I always think of the word concubine in historical terms. To me, it brings to mind emperors' harems, but apparently it can also refer to a partner in any sexual relationship where the couple is unmarried. This was the sole definition when the term was borrowed into English in the late thirteenth century from Anglo-Norman, but it has since evolved. That comes from the Latin verb concumbere, which meant "to lie with" and was composed of con-, meaning "with", and cubare, meaning "to lie down". Con-, through Proto-Italic and the earlier Latin word cum, derives from the Proto-Indo-European root kom, which could also mean "next to". Cubare (also the etymon of English cubicle and cubit) traces to a Proto-Indo-European word sounding like kewb or kub, but definition is uncertain.
The first stretch limousine wasn't invented until 1928, but the word limousine has been around since the beginning of the twentieth century, when it mostly referred to enclosed luxury cars in general. The term comes from the French geographic region of Limousin, the connection being a perceived similarity between the enclosed part of the cars and a style of hood popularly worn by people in that province. Limousin gets its name from Limoges, a city there, and that name is from the Latin exonym Lemovices, referring to a Gaulish tribe that lived in central France. Finally, Lemovices probably means "winners with elm" and derives from a Proto-Indo-European origin. The abbreviation limo is from 1959, and after a three-decade rise the rebracketing has finally become more widely used than its predecessor.

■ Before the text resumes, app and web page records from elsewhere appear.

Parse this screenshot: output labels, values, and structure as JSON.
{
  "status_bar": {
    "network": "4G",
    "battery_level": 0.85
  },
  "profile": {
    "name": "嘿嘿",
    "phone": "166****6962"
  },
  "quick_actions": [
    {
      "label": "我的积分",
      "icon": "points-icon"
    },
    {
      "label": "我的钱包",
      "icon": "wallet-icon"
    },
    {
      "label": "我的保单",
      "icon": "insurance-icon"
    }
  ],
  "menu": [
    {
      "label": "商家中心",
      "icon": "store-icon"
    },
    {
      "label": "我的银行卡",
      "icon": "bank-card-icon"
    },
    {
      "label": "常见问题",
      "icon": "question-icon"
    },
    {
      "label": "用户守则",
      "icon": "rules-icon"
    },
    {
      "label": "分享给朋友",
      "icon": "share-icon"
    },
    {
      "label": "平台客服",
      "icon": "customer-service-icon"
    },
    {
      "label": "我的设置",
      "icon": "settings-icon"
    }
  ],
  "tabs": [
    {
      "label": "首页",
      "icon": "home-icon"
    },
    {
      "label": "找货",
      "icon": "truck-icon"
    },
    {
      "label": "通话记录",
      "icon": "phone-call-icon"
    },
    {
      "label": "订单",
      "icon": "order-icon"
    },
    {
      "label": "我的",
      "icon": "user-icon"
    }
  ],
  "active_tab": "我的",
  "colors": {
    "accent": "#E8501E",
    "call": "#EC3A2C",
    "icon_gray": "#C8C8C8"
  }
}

Adam Aleksic, a freshman studying linguistics and government at Harvard University, has been described as the internet's sixth most famous etymologist. He also has disturbing interests in politics, vexillology, geography, board games, and law.